You should read it. Notice how the writer treats scripture. Notice his incompetence in cultural matters.
Because, as I say, if Beelzebub has any chance at all, I think it probably starts with the gullibility and witlessness of Evangelicals.
A few years ago I was, in my personal life, engaged in the music ministry of an Evangelical church we might call thoroughly undiscriminating and perpetually innovative. (It was not innovative in the least, but it felt innovative to be doing things in a way that hadn’t ever been done before.) This group of people engaged in all sorts of self-amusing, experimental flops including congregational jazz.
But, bizarrely enough, I was also engaged at that moment in correspondence with Evangelicals of another stripe whom we might call unstintingly parochial and valiantly conservative. (They weren’t actually conserving anything, but the word had a miraculous effect when incanted.) They were especially fond of pirate-evangelism and Arsh Music.
The two groups viewed themselves as being at war with each other.
One of the spokesmen from the second group had a prosaic name, but to better characterize his views (and to protect his family from embarrassment) I shall call him Fluffles. Fluffles was a minor clown whose views, he believed, deserved a wider hearing. One of the things he said which he thought was perceptive was that “there was no golden age of liturgy”, and the purpose of his comment was to assure others in his group—who also had no powers of observation or discrimination—that the nonsense that they preferred to sing and play could not be compared unfavorably to “some golden age”.
Fluffles had not, and still has not, distinguished himself as an expert in the arts, nor in history, nor even in metallurgy. He’d heard the phrase golden age, it sounded sweet to his ears, and his heart felt strangely warmed when repeating it.
It was during this time in my life that I finally concluded that no change was in the offing, no reform could be expected, and no improvement was possible. It was as though everyone had grown up eating greasy burgers and cold french fries, but was nevertheless divinely inspired to be a food critic for Bon Appétit and to teach at the Culinary Institute of America.
That’s when I knew for sure that it was over.

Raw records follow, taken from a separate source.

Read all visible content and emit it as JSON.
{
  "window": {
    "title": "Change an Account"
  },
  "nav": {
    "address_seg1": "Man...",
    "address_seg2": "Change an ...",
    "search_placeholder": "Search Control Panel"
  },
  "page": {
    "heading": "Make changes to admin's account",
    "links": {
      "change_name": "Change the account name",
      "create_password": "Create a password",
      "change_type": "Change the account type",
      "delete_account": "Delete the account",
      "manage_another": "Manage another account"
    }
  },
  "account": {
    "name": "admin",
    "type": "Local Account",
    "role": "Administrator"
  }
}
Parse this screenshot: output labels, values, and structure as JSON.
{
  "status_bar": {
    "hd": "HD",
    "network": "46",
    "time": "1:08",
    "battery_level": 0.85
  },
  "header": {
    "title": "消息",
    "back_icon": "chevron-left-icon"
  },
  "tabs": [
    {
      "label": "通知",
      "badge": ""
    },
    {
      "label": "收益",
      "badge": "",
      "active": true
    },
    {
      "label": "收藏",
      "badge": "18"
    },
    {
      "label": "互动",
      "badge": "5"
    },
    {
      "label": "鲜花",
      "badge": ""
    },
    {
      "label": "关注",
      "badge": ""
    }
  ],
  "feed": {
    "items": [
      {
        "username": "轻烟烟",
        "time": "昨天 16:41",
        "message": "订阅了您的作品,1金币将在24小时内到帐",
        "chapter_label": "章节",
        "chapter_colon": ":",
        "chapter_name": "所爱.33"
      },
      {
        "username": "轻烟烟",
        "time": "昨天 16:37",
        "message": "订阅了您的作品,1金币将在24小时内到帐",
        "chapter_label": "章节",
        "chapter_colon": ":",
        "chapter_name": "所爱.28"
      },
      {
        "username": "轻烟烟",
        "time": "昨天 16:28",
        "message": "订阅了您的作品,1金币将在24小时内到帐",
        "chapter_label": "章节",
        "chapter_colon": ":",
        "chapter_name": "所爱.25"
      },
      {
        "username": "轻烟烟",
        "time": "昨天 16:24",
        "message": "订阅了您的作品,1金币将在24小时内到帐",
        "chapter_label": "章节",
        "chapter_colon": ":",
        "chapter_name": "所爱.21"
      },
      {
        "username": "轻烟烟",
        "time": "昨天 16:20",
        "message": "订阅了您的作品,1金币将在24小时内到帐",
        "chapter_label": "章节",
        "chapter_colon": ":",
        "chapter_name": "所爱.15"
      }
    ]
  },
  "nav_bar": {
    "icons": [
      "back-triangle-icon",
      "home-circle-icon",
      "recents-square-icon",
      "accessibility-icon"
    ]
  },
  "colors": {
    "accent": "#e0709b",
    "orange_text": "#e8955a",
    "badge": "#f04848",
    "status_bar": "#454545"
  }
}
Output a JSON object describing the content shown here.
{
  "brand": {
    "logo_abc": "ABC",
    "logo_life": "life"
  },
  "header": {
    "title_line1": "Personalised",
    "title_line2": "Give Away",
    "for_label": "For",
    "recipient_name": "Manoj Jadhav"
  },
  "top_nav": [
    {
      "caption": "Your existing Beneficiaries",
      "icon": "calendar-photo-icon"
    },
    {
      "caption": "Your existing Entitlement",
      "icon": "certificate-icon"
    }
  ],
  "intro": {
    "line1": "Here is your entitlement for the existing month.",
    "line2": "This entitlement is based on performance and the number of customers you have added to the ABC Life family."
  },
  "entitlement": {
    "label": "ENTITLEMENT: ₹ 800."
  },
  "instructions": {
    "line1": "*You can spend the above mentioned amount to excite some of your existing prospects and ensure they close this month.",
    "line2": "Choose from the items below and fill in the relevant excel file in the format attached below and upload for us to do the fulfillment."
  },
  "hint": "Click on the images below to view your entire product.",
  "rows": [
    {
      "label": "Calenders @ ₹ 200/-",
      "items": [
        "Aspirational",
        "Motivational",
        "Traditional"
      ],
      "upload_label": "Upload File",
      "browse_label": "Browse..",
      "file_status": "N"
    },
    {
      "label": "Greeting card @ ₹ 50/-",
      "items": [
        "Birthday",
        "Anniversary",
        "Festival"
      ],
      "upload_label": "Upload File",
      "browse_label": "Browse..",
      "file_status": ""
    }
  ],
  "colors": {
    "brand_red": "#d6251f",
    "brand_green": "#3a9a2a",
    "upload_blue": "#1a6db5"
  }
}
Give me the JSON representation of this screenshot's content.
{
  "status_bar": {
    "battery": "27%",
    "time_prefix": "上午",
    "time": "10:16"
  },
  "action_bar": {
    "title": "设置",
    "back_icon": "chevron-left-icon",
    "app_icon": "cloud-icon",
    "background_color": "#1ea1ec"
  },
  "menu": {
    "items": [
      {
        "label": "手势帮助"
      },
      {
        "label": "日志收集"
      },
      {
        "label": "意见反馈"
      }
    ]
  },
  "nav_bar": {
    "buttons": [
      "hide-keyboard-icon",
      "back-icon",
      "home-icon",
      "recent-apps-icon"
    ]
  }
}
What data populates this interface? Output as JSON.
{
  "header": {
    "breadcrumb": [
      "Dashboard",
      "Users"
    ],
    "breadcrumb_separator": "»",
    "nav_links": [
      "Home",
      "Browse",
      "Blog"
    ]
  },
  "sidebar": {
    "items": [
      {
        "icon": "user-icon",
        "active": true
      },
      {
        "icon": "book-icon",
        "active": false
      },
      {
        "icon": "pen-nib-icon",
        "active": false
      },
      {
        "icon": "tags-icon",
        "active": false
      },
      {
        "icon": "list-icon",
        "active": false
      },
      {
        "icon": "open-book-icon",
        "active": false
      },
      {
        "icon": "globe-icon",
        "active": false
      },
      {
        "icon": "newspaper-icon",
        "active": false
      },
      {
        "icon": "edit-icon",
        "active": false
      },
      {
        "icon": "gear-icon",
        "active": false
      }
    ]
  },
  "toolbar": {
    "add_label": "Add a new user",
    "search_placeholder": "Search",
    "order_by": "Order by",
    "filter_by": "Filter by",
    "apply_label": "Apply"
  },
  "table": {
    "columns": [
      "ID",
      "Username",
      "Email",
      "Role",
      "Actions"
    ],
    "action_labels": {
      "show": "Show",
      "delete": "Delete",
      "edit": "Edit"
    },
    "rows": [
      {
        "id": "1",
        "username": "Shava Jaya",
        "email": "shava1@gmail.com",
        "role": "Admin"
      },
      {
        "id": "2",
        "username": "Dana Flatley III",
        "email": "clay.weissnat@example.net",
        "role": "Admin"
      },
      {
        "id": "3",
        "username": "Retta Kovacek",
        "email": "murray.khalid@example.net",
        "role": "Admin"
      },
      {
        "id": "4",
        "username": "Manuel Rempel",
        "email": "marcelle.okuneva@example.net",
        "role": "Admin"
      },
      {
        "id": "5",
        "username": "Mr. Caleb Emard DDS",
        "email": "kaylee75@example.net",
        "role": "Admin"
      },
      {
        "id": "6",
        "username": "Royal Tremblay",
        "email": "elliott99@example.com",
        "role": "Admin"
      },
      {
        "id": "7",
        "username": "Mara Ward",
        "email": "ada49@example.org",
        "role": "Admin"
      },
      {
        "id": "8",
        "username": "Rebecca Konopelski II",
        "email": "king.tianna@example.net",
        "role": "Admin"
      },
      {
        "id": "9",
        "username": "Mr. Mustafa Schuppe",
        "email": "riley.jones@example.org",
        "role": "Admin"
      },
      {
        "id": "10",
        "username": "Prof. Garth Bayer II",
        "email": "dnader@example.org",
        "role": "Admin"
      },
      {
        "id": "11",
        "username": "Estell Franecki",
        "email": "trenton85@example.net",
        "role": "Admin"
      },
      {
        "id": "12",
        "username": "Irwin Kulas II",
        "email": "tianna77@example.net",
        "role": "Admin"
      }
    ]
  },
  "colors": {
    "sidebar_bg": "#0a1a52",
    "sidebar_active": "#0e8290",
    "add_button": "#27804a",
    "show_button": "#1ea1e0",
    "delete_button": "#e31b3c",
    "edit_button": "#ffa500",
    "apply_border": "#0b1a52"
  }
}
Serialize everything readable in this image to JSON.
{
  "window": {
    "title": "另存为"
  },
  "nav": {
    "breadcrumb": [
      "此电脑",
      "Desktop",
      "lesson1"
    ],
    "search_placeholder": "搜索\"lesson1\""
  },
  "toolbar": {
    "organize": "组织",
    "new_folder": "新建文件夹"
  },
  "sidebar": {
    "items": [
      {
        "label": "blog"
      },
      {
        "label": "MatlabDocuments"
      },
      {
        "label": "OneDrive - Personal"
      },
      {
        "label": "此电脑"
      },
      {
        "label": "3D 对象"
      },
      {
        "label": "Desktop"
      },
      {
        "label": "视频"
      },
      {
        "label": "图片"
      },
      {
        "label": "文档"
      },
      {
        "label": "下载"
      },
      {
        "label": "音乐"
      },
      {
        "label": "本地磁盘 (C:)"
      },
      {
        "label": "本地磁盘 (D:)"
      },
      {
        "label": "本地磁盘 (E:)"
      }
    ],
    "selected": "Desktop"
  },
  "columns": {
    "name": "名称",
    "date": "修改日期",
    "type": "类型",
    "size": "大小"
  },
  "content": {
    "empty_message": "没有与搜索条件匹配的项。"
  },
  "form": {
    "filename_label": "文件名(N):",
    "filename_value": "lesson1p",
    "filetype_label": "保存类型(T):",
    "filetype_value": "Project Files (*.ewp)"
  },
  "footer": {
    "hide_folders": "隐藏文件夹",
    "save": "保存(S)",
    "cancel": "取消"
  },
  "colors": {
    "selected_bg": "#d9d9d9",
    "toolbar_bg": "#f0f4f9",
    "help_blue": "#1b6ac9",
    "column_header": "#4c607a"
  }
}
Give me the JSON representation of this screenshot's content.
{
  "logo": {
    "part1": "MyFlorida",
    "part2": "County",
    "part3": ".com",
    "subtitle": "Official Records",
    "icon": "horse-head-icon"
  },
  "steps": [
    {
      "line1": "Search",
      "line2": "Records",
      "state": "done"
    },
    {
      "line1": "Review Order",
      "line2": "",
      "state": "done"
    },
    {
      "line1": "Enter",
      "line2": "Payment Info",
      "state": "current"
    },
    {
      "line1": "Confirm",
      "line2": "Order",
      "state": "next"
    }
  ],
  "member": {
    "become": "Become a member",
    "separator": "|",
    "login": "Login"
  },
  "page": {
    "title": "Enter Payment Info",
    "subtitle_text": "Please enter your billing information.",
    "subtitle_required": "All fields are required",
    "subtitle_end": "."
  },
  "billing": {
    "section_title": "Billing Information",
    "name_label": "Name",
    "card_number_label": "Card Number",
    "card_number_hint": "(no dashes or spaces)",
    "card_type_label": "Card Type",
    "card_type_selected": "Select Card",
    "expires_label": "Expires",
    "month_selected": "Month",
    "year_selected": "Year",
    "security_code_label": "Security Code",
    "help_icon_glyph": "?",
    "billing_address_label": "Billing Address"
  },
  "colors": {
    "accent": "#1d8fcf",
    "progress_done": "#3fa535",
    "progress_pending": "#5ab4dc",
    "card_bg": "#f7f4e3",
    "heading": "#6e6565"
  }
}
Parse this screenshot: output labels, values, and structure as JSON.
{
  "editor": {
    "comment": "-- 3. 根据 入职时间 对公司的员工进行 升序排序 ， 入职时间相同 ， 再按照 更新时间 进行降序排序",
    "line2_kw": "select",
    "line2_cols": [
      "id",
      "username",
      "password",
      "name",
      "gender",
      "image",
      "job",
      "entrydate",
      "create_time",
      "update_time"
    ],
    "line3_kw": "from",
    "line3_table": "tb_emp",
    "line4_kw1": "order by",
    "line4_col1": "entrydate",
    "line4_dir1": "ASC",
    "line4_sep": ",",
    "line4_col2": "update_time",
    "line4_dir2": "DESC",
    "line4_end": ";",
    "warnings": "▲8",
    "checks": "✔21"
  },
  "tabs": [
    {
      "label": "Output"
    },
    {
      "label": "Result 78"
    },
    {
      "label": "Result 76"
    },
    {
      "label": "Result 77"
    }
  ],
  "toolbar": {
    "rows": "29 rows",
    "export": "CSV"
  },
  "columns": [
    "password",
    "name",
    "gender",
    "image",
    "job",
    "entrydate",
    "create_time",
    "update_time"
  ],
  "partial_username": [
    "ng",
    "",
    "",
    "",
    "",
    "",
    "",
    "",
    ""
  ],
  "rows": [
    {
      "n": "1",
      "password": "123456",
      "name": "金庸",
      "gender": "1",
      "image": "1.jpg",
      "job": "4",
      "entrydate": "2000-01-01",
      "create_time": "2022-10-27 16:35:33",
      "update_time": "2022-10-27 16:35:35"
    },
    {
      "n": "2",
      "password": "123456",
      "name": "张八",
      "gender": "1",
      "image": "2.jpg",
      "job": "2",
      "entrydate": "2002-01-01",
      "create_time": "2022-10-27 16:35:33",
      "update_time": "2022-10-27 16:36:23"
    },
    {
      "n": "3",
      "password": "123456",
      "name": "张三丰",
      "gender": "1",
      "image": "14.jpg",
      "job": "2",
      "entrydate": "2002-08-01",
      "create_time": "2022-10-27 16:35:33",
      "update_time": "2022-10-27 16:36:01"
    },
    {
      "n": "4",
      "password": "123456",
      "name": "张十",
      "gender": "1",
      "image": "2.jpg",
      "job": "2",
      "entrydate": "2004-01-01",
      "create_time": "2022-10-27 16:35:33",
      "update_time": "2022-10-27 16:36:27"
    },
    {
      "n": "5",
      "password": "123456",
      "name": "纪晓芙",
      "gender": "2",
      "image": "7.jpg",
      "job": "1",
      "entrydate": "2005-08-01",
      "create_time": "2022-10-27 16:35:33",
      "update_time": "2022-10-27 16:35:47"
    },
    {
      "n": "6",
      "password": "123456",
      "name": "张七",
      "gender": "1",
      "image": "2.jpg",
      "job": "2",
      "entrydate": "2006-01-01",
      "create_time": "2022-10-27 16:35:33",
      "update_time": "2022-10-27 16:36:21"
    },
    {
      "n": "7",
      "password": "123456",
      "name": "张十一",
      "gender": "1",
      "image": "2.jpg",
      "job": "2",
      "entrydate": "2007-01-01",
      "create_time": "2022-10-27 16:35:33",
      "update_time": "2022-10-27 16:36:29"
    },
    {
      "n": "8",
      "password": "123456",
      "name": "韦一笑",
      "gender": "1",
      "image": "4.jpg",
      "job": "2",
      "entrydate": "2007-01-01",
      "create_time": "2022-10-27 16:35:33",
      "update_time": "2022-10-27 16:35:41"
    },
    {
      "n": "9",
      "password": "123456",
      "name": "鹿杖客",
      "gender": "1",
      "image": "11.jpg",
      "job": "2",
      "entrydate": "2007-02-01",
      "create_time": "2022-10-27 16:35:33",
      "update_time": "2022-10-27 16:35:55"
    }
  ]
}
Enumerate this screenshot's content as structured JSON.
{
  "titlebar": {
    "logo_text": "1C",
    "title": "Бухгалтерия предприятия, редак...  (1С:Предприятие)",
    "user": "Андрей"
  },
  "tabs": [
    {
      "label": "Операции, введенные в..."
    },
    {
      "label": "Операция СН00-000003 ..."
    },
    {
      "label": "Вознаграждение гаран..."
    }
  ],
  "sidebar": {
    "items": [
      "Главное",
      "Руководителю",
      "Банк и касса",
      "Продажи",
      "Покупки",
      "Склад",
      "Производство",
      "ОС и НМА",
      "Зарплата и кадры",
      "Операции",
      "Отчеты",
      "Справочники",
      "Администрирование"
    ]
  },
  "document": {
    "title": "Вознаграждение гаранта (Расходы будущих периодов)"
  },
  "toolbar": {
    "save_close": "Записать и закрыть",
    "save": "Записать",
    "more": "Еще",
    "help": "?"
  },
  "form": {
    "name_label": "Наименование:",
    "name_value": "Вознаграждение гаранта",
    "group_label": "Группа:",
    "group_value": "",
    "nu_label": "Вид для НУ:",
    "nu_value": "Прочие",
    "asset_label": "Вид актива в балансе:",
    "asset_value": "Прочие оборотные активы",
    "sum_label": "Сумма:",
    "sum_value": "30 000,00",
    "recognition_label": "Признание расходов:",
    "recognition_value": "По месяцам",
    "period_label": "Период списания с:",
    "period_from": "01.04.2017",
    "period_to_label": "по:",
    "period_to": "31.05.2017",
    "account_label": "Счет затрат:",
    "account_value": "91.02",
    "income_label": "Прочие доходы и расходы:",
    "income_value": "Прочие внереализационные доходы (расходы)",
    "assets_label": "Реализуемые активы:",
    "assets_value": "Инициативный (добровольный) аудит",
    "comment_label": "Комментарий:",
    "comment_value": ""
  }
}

But I knew that while reform was impossible, someone somewhere was going to have to start to talk sense even if only to himself. Scrunchy-faced public emoting wherein adolescent and effeminate souls in funny hats try to use facial contortionism to convey transcendent ideas would not be convincing for much longer.
So for those who might want to begin a rational inquiry into why we call things good, better, and best, there is a book you ought to read.
I can recommend it indiscriminately because I have no fear that clowns like Fluffles will understand the book, will know what is important about it, or will even be able to finish reading it. It is a book for adults about serious things.
I don’t want to ruin the reading for anyone, but I will offer one introductory observation: when we say that God extends his grace to mankind, bear in mind as you read this book how God’s grace was extended to mankind. It was not grace that gave us just a Vivaldi or a Handel or a Bach; it was a grace that God brought out of the Thirty Years' War a set of conditions, a set of necessities, a set of sensibilities, a set of desires, a set of appetites, a set of skills that provided a meaning for all worship.
If you are an adult, you really ought to read it.
The day-to-day services of the Christian churches are embarrassing reminders of the fact that religion is losing its sublime godwardness.
There is irony here of a very high order. The religious movement that more conspicuously than any other attempted to make the gospel “relevant”, and the movement whose first recourse was always pop culture, now finds itself especially victimized.
Here are three Evangelical gurus pondering the sad impracticality of a misunderstood gospel.
They will be puzzling over this for some time, I’ll wager.
:: Next >>